An internal memorandum from the Office of the Solicitor General (OSG) reveals that Justice Elena Kagan “substantially participated” in a health care case in San Francisco in which the Justice Department argued over the effect of the Patient Protection and Affordable Care Act (PPACA). This raises grave new doubts about the appropriateness of Kagan’s participation as a justice in the Obamacare lawsuit scheduled to be heard by the Supreme Court in March.
There has been a lot of debate over Kagan’s direct involvement in defending the PPACA while she was still the Solicitor General. Despite emails showing her initial involvement in formulating DOJ strategy to defend the legislation, Kagan has claimed that she had no “substantial involvement” (even though that is not the applicable standard). Attorney General Eric Holder claims Kagan was “walled off” from the case while her Supreme Court nomination was pending.
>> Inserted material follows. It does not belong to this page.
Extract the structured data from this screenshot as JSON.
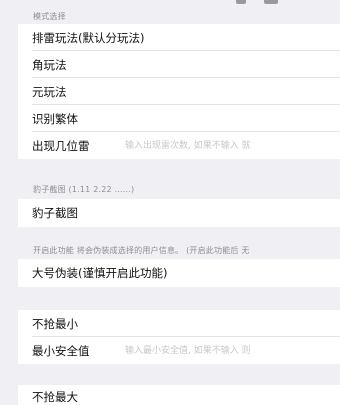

By May 2010, emails show that Kagan was well aware of the possible conflict, writing that the OSG’s message pertaining to her involvement in the matter “needs to be coordinated.”
When asked if his superior had played a role in consultations about defending the law, Neal Katyal, her deputy, wrote: “No, she has never been involved with any of it.” But email traffic suggests that far from being completely “walled off” from the process, Kagan did indeed participate in efforts to defend the PPACA.
A partially redacted email from Katyal to other OSG personnel states that “Elena would definitely like OSG to be involved” in preparing the PPACA defense and that he would “bring in Elena as needed.” Two months later, after being invited by Associate Attorney General Tom Perrelli to a meeting of the President’s health care policy team to “help us prepare for litigation,” Katyal forwarded the message to Kagan, writing “I think you should go, no? I will, regardless, but I feel like this is litigation of singular importance.” Kagan’s response: “What’s your phone number?”
While there is at present no direct evidence that Kagan attended the meeting in question, other emails indicate her knowledge and participation in OSG legal strategy over the PPACA. For instance, when the Justice Department became aware in March 2010 that the Landmark Legal Foundation, headed by Mark Levin, was preparing litigation over the “Slaughter rule” that would have “deemed” the health care law to have passed the House through the passage of another unrelated bill, Katyal cc’d Kagan on a message admitting that OSG “could be in court very soon” and must have its reply brief “ready to go.” As further evidence of Kagan’s knowledge of the underlying legal issues of the potential case, when asked whether she had read Judge Michael McConnell’s op-ed on the unconstitutionality of the Slaughter rule, she replied: “YES – HE IS GETTING THIS GOING.”
But it is Kagan’s involvement in another case, Golden Gate Restaurant Association v. San Francisco, which reveals still more about the extent to which Kagan formulated the government’s legal opinion regarding the PPACA and why she should seriously consider disqualifying herself from the pending Supreme Court case.
In 2006, San Francisco enacted its own version of Obamacare. The local ordinance was intended to provide health care for uninsured residents and to force employers to make minimum “health care expenditures” on behalf of covered employees. The Golden Gate Restaurant Association filed a federal lawsuit claiming the new ordinance was preempted by federal law, the Employee Retirement Income Security Act of 1974 (ERISA).
While the restaurant association won its lawsuit at the district court level, it lost in the Ninth Circuit Court of Appeals. The association filed a petition for certiorari with the Supreme Court, asking the court to review the case. The Supreme Court denied certiorari, but only after it requested the Solicitor General to express the views of the United States. In May of 2010, the OSG filed an amicus brief telling the Supreme Court that it should not take the case.
The amicus brief contains an extensive discussion of the Obamacare legislation. In fact, the OSG’s arguments on the PPACA take up at least six pages—almost half of the 13 pages of “Discussion” in the brief. The OSG informs the court that the Department of Labor decided….
Read more from Hans von Spakovsky at The Foundry Blog.